One area the OTS may consider hammering include the CGT tax-free allowance that mitigate much of the impact of the tax on residential property gains, which is currently set at £12,300.

The chancellor is also likely to look closely at tax bands – depending on a property owner’s income, the level of CGT varies between 18% and 28%.

According to a report in today’s Times newspaper, Sunak is looking at whether to raise ‘historically low’ CGT rates to match equivalent income tax rates, and raise £90 billon over the next five years.

But sources at the Treasury have said the review of CGT should not be read as an automatic plan to raise levels of CGT, although The Times notes that the move ‘will prompt speculation’ ahead of the Autumn budget announcement.

A tax hike would not be a surprise – the government is scheduled to spend in total £370 billion this year, and that in order to bring spending back down to 75% of GDP, £60 billion will have to be found every decade from tax raising or spending cuts for the foreseeable future.

But landlords can have their say.
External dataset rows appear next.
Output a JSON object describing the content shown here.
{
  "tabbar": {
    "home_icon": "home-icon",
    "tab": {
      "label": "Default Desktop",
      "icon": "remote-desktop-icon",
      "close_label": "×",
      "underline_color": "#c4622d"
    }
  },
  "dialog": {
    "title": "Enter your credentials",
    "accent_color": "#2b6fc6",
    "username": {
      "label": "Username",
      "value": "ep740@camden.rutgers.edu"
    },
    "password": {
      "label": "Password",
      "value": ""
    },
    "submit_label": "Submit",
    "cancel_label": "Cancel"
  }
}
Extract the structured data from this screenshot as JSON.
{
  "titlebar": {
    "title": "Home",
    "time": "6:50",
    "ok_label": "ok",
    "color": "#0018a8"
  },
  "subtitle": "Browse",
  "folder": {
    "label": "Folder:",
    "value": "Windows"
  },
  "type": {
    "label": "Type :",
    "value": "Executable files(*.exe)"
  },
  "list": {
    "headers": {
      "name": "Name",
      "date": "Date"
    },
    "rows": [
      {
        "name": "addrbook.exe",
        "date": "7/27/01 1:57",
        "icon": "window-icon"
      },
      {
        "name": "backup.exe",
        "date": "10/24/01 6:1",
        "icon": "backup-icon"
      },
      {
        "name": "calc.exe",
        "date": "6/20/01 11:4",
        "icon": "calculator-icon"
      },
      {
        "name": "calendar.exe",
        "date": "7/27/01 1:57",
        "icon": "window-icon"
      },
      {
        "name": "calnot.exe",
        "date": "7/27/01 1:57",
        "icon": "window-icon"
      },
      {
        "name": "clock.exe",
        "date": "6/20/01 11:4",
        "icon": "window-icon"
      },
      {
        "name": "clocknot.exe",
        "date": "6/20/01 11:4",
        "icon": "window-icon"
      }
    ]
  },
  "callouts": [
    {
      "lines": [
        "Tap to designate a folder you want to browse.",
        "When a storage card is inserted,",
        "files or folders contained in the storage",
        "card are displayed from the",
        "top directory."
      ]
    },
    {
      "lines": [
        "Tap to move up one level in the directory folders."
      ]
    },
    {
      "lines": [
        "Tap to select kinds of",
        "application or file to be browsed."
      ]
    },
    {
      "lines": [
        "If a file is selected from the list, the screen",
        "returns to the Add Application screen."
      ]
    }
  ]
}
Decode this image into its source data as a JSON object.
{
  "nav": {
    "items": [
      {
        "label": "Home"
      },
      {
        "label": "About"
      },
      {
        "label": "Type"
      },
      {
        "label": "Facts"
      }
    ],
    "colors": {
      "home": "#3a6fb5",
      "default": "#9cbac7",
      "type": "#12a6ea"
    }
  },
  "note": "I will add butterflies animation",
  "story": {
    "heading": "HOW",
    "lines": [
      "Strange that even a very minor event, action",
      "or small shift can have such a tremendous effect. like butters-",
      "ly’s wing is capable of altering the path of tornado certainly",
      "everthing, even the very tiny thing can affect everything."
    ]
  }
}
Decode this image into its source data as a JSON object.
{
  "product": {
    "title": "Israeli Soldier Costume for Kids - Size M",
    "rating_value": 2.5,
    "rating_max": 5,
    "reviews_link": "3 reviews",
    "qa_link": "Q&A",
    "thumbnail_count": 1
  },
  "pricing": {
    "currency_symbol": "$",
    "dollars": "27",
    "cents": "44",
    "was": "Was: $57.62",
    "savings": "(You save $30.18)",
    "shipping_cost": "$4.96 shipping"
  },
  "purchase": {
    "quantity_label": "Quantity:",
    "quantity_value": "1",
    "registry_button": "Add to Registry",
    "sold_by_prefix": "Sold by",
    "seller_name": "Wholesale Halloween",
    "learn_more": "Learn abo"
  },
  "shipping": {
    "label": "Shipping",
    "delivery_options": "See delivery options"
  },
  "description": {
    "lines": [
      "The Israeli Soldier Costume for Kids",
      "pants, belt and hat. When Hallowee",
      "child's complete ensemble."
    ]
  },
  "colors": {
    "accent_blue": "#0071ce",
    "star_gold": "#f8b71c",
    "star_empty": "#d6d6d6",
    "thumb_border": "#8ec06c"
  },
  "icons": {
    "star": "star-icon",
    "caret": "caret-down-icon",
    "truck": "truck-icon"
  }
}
The OTS has already published an online survey and a call for evidence to seek views about Capital Gains Tax.

Read about the CGT rule changes that came in earlier this year.

Can't find what you are looking for?

Our helpful team are on hand to answer any queries and concerns you may have.

Get in Touch

This website uses cookies. We use cookies to provide social media features and to analyse our traffic.
You consent to our cookies if you continue to use our website. Read our cookie policy. I understand